Bioethics in a Violent World: Health Professionals in
Times of War, Genocide and Political Conflict
Nearly 80 years after German physicians and other health professionals carried out some of the most heinous Nazi war crimes, health professionals today continue to practice during times of war and political conflict. While some work on behalf on authoritarian dictatorial governments to inflict harm, many others work to protect human rights and to treat soldiers and civilians with dignity and respect, even in the most extreme conditions imaginable. These latter health professionals – whether they recognize it or not – have absorbed critical lessons from the Holocaust about the necessary roles of health professionals in wartime.
The 2019 Holocaust Genocide and Contemporary Bioethics (HGCB) program will pay homage to the past while discussing important ethical considerations for health professionals and communities today. How did our core ethical principles of justice, autonomy, beneficence, and non-maleficence grow out of the legacy of health professional involvement in the Holocaust? What is the role of health professionals in human rights law and the international laws of war that arose following World War II? And how should our ethical principles apply today in situations of mass casualties, inadequate facilities, documented human rights violations and scarce supplies? The 2019 HGCB program will address head-on the many ethical challenges faced by health professionals working during times of war and political conflict, including the ethical challenges faced by health professionals and the larger society in meeting the medical needs of refugees, asylum seekers and other displaced persons.
Len Rubenstein, JD, from Johns Hopkins University, is a lawyer and the former Executive Director and President of Physicians for Human Rights, an organization that carries our forensic documentation of war crimes and advocates for the protection of health workers in war zones. Professor Rubenstein has broad knowledge about the origins of human rights laws and the laws of war that arose out of the experiences in WWII.

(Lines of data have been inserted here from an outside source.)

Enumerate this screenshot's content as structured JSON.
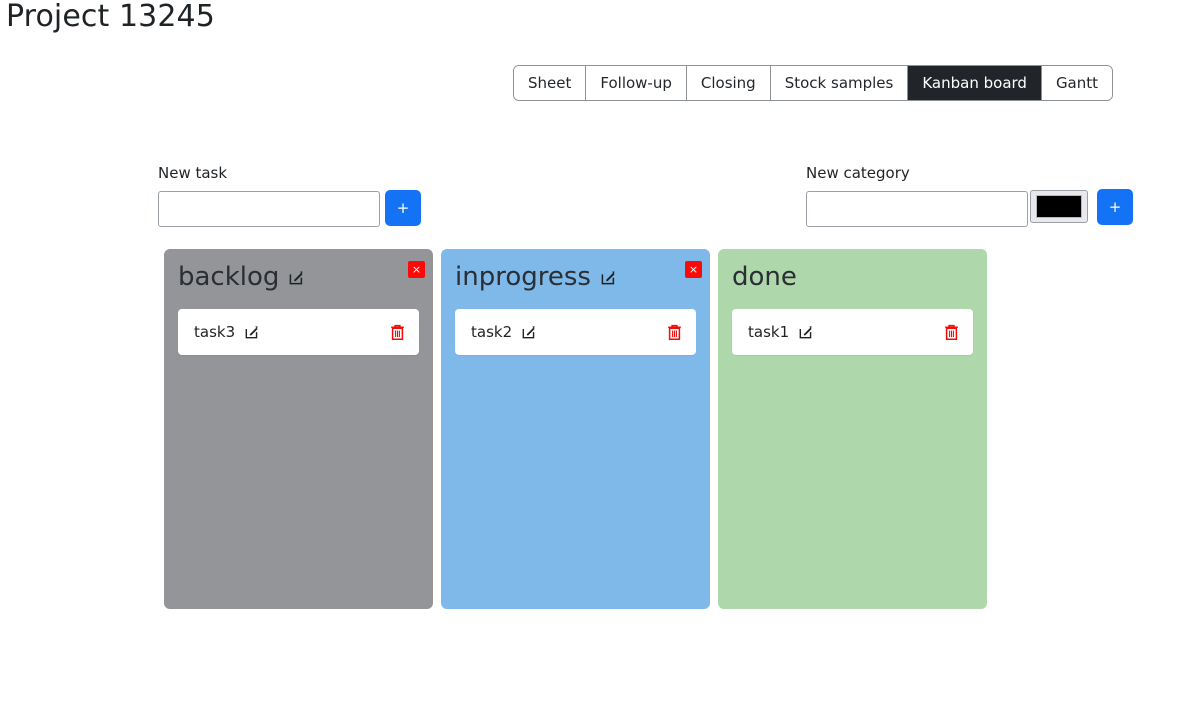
{
  "page": {
    "title": "Project 13245"
  },
  "tabs": [
    {
      "label": "Sheet",
      "active": false
    },
    {
      "label": "Follow-up",
      "active": false
    },
    {
      "label": "Closing",
      "active": false
    },
    {
      "label": "Stock samples",
      "active": false
    },
    {
      "label": "Kanban board",
      "active": true
    },
    {
      "label": "Gantt",
      "active": false
    }
  ],
  "forms": {
    "new_task": {
      "label": "New task",
      "input_value": "",
      "input_placeholder": "",
      "add_button_label": "+"
    },
    "new_category": {
      "label": "New category",
      "input_value": "",
      "input_placeholder": "",
      "color_value": "#000000",
      "add_button_label": "+"
    }
  },
  "board": {
    "columns": [
      {
        "title": "backlog",
        "color": "#939598",
        "has_edit": true,
        "has_close": true,
        "close_label": "×",
        "cards": [
          {
            "label": "task3"
          }
        ]
      },
      {
        "title": "inprogress",
        "color": "#7eb9ea",
        "has_edit": true,
        "has_close": true,
        "close_label": "×",
        "cards": [
          {
            "label": "task2"
          }
        ]
      },
      {
        "title": "done",
        "color": "#aed7ab",
        "has_edit": false,
        "has_close": false,
        "close_label": "×",
        "cards": [
          {
            "label": "task1"
          }
        ]
      }
    ]
  },
  "colors": {
    "accent_blue": "#1473f5",
    "danger_red": "#fb0a07",
    "active_tab_bg": "#212529"
  }
}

Zaher Sahloul, MD, is a critical care specialist at Christ Advocate Medical Center in Chicago and the immediate past president of and a senior advisor to the Syrian American Medical Society (SAMS), a humanitarian and advocacy organization that provides medical relief to Syrians and Syrian refugees. Dr. Sahloul is the founder of the American Relief Coalition for Syria, a coalition of 14 US-based
humanitarian organizations working in Syria. He also is a former medical school classmate of Bashar
2019 Program: (Save the Dates)
April 29th Program in Jewish Studies at CU Boulder
: Evening event with Rubenstein and Sahloul.
April 30th Strauss Health Sciences Library-3rd fl. - Noon Sperber Sculpture Dedication.
April 30th Straus Health Sciences Library-1:00pm Panel on Holocaust Education for Health Professionals.
April 30th Anschutz Medical Campus: evening presentation with Len Rubenstein and Zaher Sahloul.
May 1st AMC Student Breakfast Discussion-8:00am with Len Rubenstein and Zaher Sahloul.
May 1st University of Colorado Hospital-noon Medicine Rounds with Len Rubenstein and Zaher Sahloul.
May 2nd CU Colorado Springs Campus: Noon presentation with Matthew Wynia and local experts.
May 3rd CU Downtown Denver Campus: Noon presentation with Matthew Wynia and local experts.
The Center for Bioethics and Humanities and the Center for Interprofessional Practice and Education are pleased to announce the 2nd Annual Ethics Student Case Study Writing Competition
. The theme relates to this year's HGCB Program, Bioethics in a Violent World: Health Professionals in Times of War, Genocide and Political Conflict. Deadline is May 19th - click for flyer and details>>
Support: There are several ways to get involved in our 2019 programming:
For information about donations, contact Michael Tortoro at (303) 724-7618 in the CU Office of Advancement.
Thank you to our founding sponsor, the
William S. Silvers, MD Endowment.